Shays' Rebellion lasted for a little more than a year and ended with Shays' defeat by General Benjamin Lincoln's state militia. Although it was relatively short-lived, Shays' Rebellion played a key role in the formation of some of the most crucial legislation in the early United States. Even the Constitution was created in part because of Shays' Rebellion.
After the American Revolutionary War, the United States suffered from a crushing economic decline. Former international trading partners were lost, the U.S. market diminished, and many U.S. citizens found themselves falling into debt. In the 1780s, farmers in Massachusetts, one of the hardest hit areas, pleaded state governments to enact pro-debtor laws to reduce the economic strain. When the government ignored these pleas, many farms were seized and farmers who could not pay their debts were imprisoned. These actions caused growing discontent in the local population and led to protests and demonstrations.

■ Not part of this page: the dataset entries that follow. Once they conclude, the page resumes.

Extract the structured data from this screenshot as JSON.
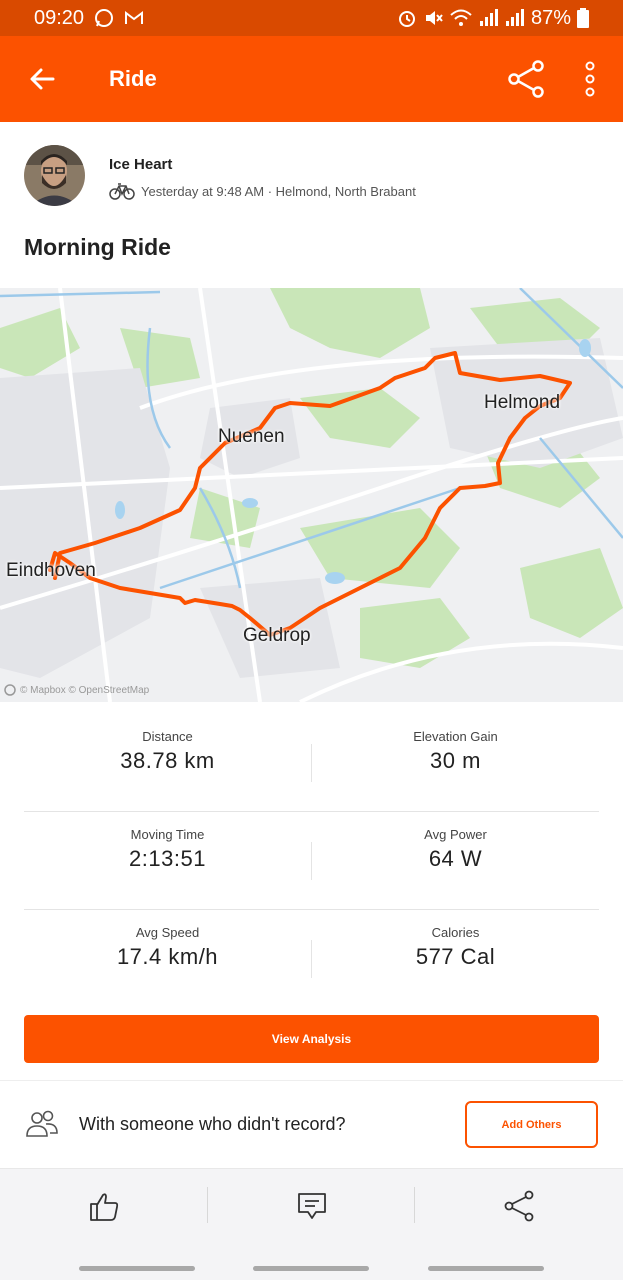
{
  "status": {
    "time": "09:20",
    "battery": "87%"
  },
  "appbar": {
    "title": "Ride"
  },
  "athlete": {
    "name": "Ice Heart",
    "meta": "Yesterday at 9:48 AM · Helmond, North Brabant"
  },
  "activity": {
    "title": "Morning Ride"
  },
  "map": {
    "labels": {
      "eindhoven": "Eindhoven",
      "nuenen": "Nuenen",
      "helmond": "Helmond",
      "geldrop": "Geldrop"
    },
    "attribution": "© Mapbox © OpenStreetMap",
    "route_color": "#fc5200"
  },
  "stats": {
    "distance": {
      "label": "Distance",
      "value": "38.78 km"
    },
    "elevation": {
      "label": "Elevation Gain",
      "value": "30 m"
    },
    "moving_time": {
      "label": "Moving Time",
      "value": "2:13:51"
    },
    "avg_power": {
      "label": "Avg Power",
      "value": "64 W"
    },
    "avg_speed": {
      "label": "Avg Speed",
      "value": "17.4 km/h"
    },
    "calories": {
      "label": "Calories",
      "value": "577 Cal"
    }
  },
  "actions": {
    "view_analysis": "View Analysis",
    "with_text": "With someone who didn't record?",
    "add_others": "Add Others"
  },
  "colors": {
    "accent": "#fc5200",
    "status_bar": "#d94a00"
  }
}
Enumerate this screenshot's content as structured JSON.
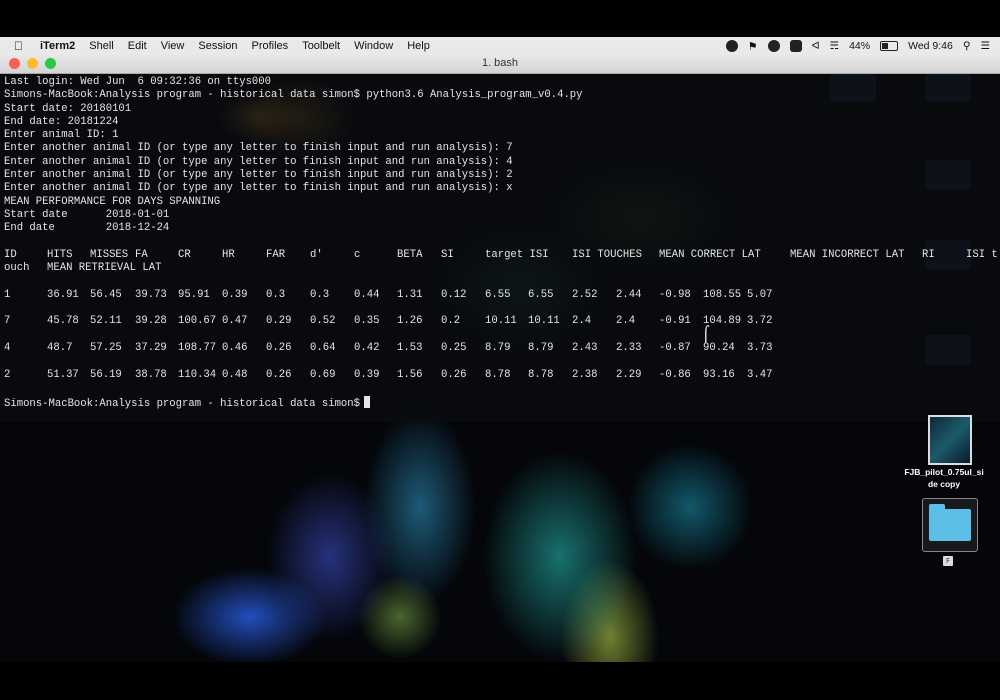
{
  "menubar": {
    "app_name": "iTerm2",
    "menus": [
      "Shell",
      "Edit",
      "View",
      "Session",
      "Profiles",
      "Toolbelt",
      "Window",
      "Help"
    ],
    "battery_text": "44%",
    "clock": "Wed 9:46"
  },
  "window": {
    "title": "1. bash"
  },
  "terminal": {
    "lines": [
      "Last login: Wed Jun  6 09:32:36 on ttys000",
      "Simons-MacBook:Analysis program - historical data simon$ python3.6 Analysis_program_v0.4.py",
      "Start date: 20180101",
      "End date: 20181224",
      "Enter animal ID: 1",
      "Enter another animal ID (or type any letter to finish input and run analysis): 7",
      "Enter another animal ID (or type any letter to finish input and run analysis): 4",
      "Enter another animal ID (or type any letter to finish input and run analysis): 2",
      "Enter another animal ID (or type any letter to finish input and run analysis): x",
      "MEAN PERFORMANCE FOR DAYS SPANNING",
      "Start date      2018-01-01",
      "End date        2018-12-24"
    ],
    "table_headers": [
      "ID",
      "HITS",
      "MISSES",
      "FA",
      "CR",
      "HR",
      "FAR",
      "d'",
      "c",
      "BETA",
      "SI",
      "target ISI",
      "ISI TOUCHES",
      "MEAN CORRECT LAT",
      "MEAN INCORRECT LAT",
      "RI",
      "ISI t"
    ],
    "table_headers_wrap": [
      "ouch",
      "MEAN RETRIEVAL LAT"
    ],
    "rows": [
      [
        "1",
        "36.91",
        "56.45",
        "39.73",
        "95.91",
        "0.39",
        "0.3",
        "0.3",
        "0.44",
        "1.31",
        "0.12",
        "6.55",
        "6.55",
        "2.52",
        "2.44",
        "-0.98",
        "108.55",
        "5.07"
      ],
      [
        "7",
        "45.78",
        "52.11",
        "39.28",
        "100.67",
        "0.47",
        "0.29",
        "0.52",
        "0.35",
        "1.26",
        "0.2",
        "10.11",
        "10.11",
        "2.4",
        "2.4",
        "-0.91",
        "104.89",
        "3.72"
      ],
      [
        "4",
        "48.7",
        "57.25",
        "37.29",
        "108.77",
        "0.46",
        "0.26",
        "0.64",
        "0.42",
        "1.53",
        "0.25",
        "8.79",
        "8.79",
        "2.43",
        "2.33",
        "-0.87",
        "90.24",
        "3.73"
      ],
      [
        "2",
        "51.37",
        "56.19",
        "38.78",
        "110.34",
        "0.48",
        "0.26",
        "0.69",
        "0.39",
        "1.56",
        "0.26",
        "8.78",
        "8.78",
        "2.38",
        "2.29",
        "-0.86",
        "93.16",
        "3.47"
      ]
    ],
    "prompt": "Simons-MacBook:Analysis program - historical data simon$"
  },
  "desktop": {
    "file_label_line1": "FJB_pilot_0.75ul_si",
    "file_label_line2": "de copy",
    "folder_tag": "F"
  }
}
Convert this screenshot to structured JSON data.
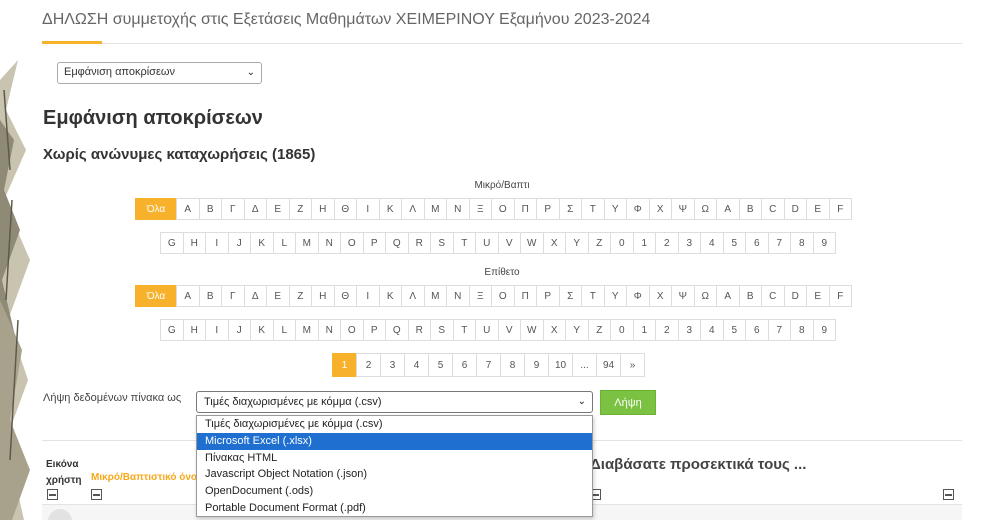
{
  "page": {
    "title": "ΔΗΛΩΣΗ συμμετοχής στις Εξετάσεις Μαθημάτων ΧΕΙΜΕΡΙΝΟΥ Εξαμήνου 2023-2024",
    "view_select": "Εμφάνιση αποκρίσεων",
    "heading": "Εμφάνιση αποκρίσεων",
    "subheading": "Χωρίς ανώνυμες καταχωρήσεις (1865)"
  },
  "filters": {
    "firstname_caption": "Μικρό/Βαπτι",
    "lastname_caption": "Επίθετο",
    "all_label": "Όλα",
    "row1": [
      "Α",
      "Β",
      "Γ",
      "Δ",
      "Ε",
      "Ζ",
      "Η",
      "Θ",
      "Ι",
      "Κ",
      "Λ",
      "Μ",
      "Ν",
      "Ξ",
      "Ο",
      "Π",
      "Ρ",
      "Σ",
      "Τ",
      "Υ",
      "Φ",
      "Χ",
      "Ψ",
      "Ω",
      "A",
      "B",
      "C",
      "D",
      "E",
      "F"
    ],
    "row2": [
      "G",
      "H",
      "I",
      "J",
      "K",
      "L",
      "M",
      "N",
      "O",
      "P",
      "Q",
      "R",
      "S",
      "T",
      "U",
      "V",
      "W",
      "X",
      "Y",
      "Z",
      "0",
      "1",
      "2",
      "3",
      "4",
      "5",
      "6",
      "7",
      "8",
      "9"
    ]
  },
  "pagination": {
    "pages": [
      "1",
      "2",
      "3",
      "4",
      "5",
      "6",
      "7",
      "8",
      "9",
      "10",
      "...",
      "94",
      "»"
    ],
    "active": "1"
  },
  "export": {
    "label": "Λήψη δεδομένων πίνακα ως",
    "selected": "Τιμές διαχωρισμένες με κόμμα (.csv)",
    "button": "Λήψη",
    "options": [
      "Τιμές διαχωρισμένες με κόμμα (.csv)",
      "Microsoft Excel (.xlsx)",
      "Πίνακας HTML",
      "Javascript Object Notation (.json)",
      "OpenDocument (.ods)",
      "Portable Document Format (.pdf)"
    ],
    "highlighted": "Microsoft Excel (.xlsx)"
  },
  "table": {
    "col_avatar_line1": "Εικόνα",
    "col_avatar_line2": "χρήστη",
    "col_name": "Μικρό/Βαπτιστικό όνομα",
    "col_question": "Διαβάσατε προσεκτικά τους ..."
  },
  "colors": {
    "accent": "#f7b12a",
    "button_green": "#7cc242",
    "selection_blue": "#1f6fd1"
  }
}
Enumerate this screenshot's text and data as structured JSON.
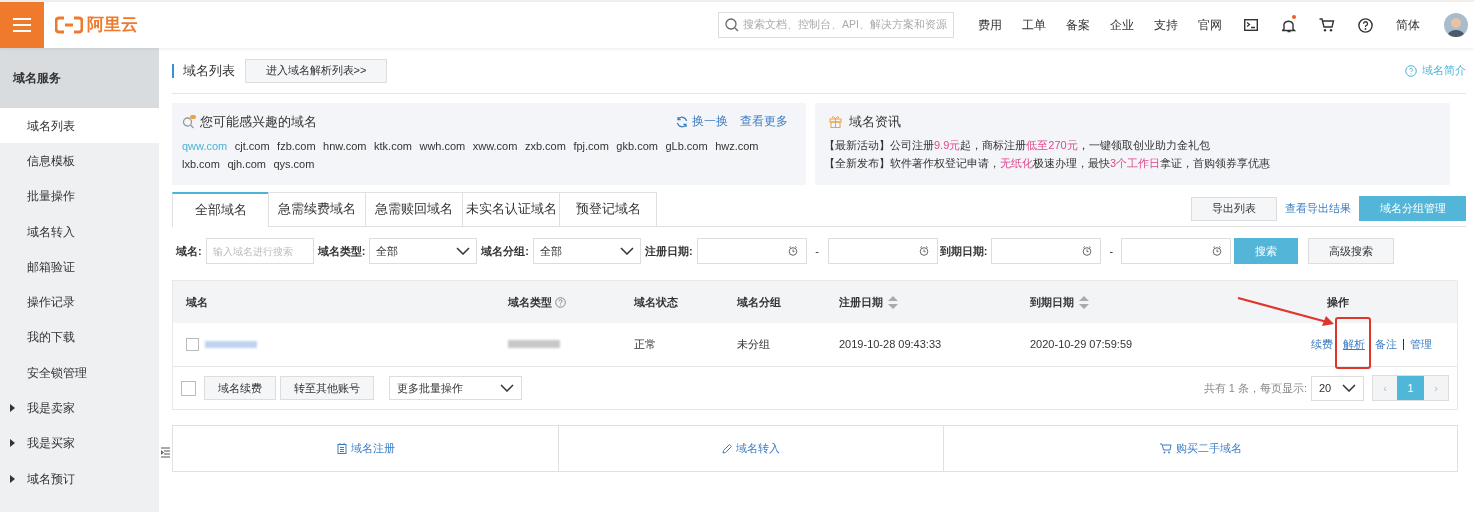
{
  "header": {
    "logo": "阿里云",
    "search": {
      "placeholder": "搜索文档、控制台、API、解决方案和资源"
    },
    "nav": [
      "费用",
      "工单",
      "备案",
      "企业",
      "支持",
      "官网"
    ],
    "icons": [
      {
        "kind": "terminal"
      },
      {
        "kind": "bell",
        "badge": true
      },
      {
        "kind": "cart"
      },
      {
        "kind": "help"
      }
    ],
    "language": "简体"
  },
  "sidebar": {
    "title": "域名服务",
    "items": [
      {
        "label": "域名列表",
        "selected": true,
        "expandable": false
      },
      {
        "label": "信息模板",
        "selected": false,
        "expandable": false
      },
      {
        "label": "批量操作",
        "selected": false,
        "expandable": false
      },
      {
        "label": "域名转入",
        "selected": false,
        "expandable": false
      },
      {
        "label": "邮箱验证",
        "selected": false,
        "expandable": false
      },
      {
        "label": "操作记录",
        "selected": false,
        "expandable": false
      },
      {
        "label": "我的下载",
        "selected": false,
        "expandable": false
      },
      {
        "label": "安全锁管理",
        "selected": false,
        "expandable": false
      },
      {
        "label": "我是卖家",
        "selected": false,
        "expandable": true
      },
      {
        "label": "我是买家",
        "selected": false,
        "expandable": true
      },
      {
        "label": "域名预订",
        "selected": false,
        "expandable": true
      }
    ]
  },
  "page": {
    "title": "域名列表",
    "enter_button": "进入域名解析列表>>",
    "help_link": "域名简介"
  },
  "suggest": {
    "title": "您可能感兴趣的域名",
    "refresh": "换一换",
    "more": "查看更多",
    "domains": [
      {
        "text": "qww.com",
        "selected": true
      },
      {
        "text": "cjt.com",
        "selected": false
      },
      {
        "text": "fzb.com",
        "selected": false
      },
      {
        "text": "hnw.com",
        "selected": false
      },
      {
        "text": "ktk.com",
        "selected": false
      },
      {
        "text": "wwh.com",
        "selected": false
      },
      {
        "text": "xww.com",
        "selected": false
      },
      {
        "text": "zxb.com",
        "selected": false
      },
      {
        "text": "fpj.com",
        "selected": false
      },
      {
        "text": "gkb.com",
        "selected": false
      },
      {
        "text": "gLb.com",
        "selected": false
      },
      {
        "text": "hwz.com",
        "selected": false
      },
      {
        "text": "lxb.com",
        "selected": false
      },
      {
        "text": "qjh.com",
        "selected": false
      },
      {
        "text": "qys.com",
        "selected": false
      }
    ]
  },
  "news": {
    "title": "域名资讯",
    "lines": [
      [
        {
          "text": "【最新活动】公司注册",
          "highlight": false
        },
        {
          "text": "9.9元",
          "highlight": true
        },
        {
          "text": "起，商标注册",
          "highlight": false
        },
        {
          "text": "低至270元",
          "highlight": true
        },
        {
          "text": "，一键领取创业助力金礼包",
          "highlight": false
        }
      ],
      [
        {
          "text": "【全新发布】软件著作权登记申请，",
          "highlight": false
        },
        {
          "text": "无纸化",
          "highlight": true
        },
        {
          "text": "极速办理，最快",
          "highlight": false
        },
        {
          "text": "3个工作日",
          "highlight": true
        },
        {
          "text": "拿证，首购领券享优惠",
          "highlight": false
        }
      ]
    ]
  },
  "tabs": [
    {
      "label": "全部域名",
      "selected": true
    },
    {
      "label": "急需续费域名",
      "selected": false
    },
    {
      "label": "急需赎回域名",
      "selected": false
    },
    {
      "label": "未实名认证域名",
      "selected": false
    },
    {
      "label": "预登记域名",
      "selected": false
    }
  ],
  "actions": {
    "export": "导出列表",
    "export_results": "查看导出结果",
    "group_manage": "域名分组管理"
  },
  "filters": {
    "name_label": "域名:",
    "name_placeholder": "输入域名进行搜索",
    "type_label": "域名类型:",
    "type_value": "全部",
    "group_label": "域名分组:",
    "group_value": "全部",
    "reg_label": "注册日期:",
    "exp_label": "到期日期:",
    "dash": "-",
    "search": "搜索",
    "advanced": "高级搜索"
  },
  "table": {
    "columns": [
      {
        "label": "域名",
        "help": false,
        "sortable": false
      },
      {
        "label": "域名类型",
        "help": true,
        "sortable": false
      },
      {
        "label": "域名状态",
        "help": false,
        "sortable": false
      },
      {
        "label": "域名分组",
        "help": false,
        "sortable": false
      },
      {
        "label": "注册日期",
        "help": false,
        "sortable": true
      },
      {
        "label": "到期日期",
        "help": false,
        "sortable": true
      },
      {
        "label": "操作",
        "help": false,
        "sortable": false
      }
    ],
    "rows": [
      {
        "checked": false,
        "status": "正常",
        "group": "未分组",
        "registered": "2019-10-28 09:43:33",
        "expires": "2020-10-29 07:59:59",
        "actions": [
          {
            "label": "续费",
            "highlighted": false
          },
          {
            "label": "解析",
            "highlighted": true
          },
          {
            "label": "备注",
            "highlighted": false
          },
          {
            "label": "管理",
            "highlighted": false
          }
        ]
      }
    ]
  },
  "batch": {
    "checked": false,
    "buttons": [
      "域名续费",
      "转至其他账号"
    ],
    "more": "更多批量操作"
  },
  "pagination": {
    "summary": "共有 1 条，每页显示:",
    "page_size": "20",
    "prev": "‹",
    "pages": [
      {
        "label": "1",
        "selected": true
      }
    ],
    "next": "›"
  },
  "bottom_links": [
    {
      "kind": "calendar",
      "label": "域名注册"
    },
    {
      "kind": "pencil",
      "label": "域名转入"
    },
    {
      "kind": "cart",
      "label": "购买二手域名"
    }
  ]
}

In 1786, the demonstrations and protests grew into an armed uprising led by Daniel Shays. The Shaysites, however, were not well-equipped or trained. The governor of Massachusetts, James Bowdoin, organized a militia led by General Benjamin Lincoln which quickly crushed the rebellion in the winter of 1787. Even though Shays' Rebellion did not last long, the discontent among farmers and citizens continued. The rebellion shocked politicians and was used as justification for political reform ending with the Articles of Confederation being replaced by the Constitution.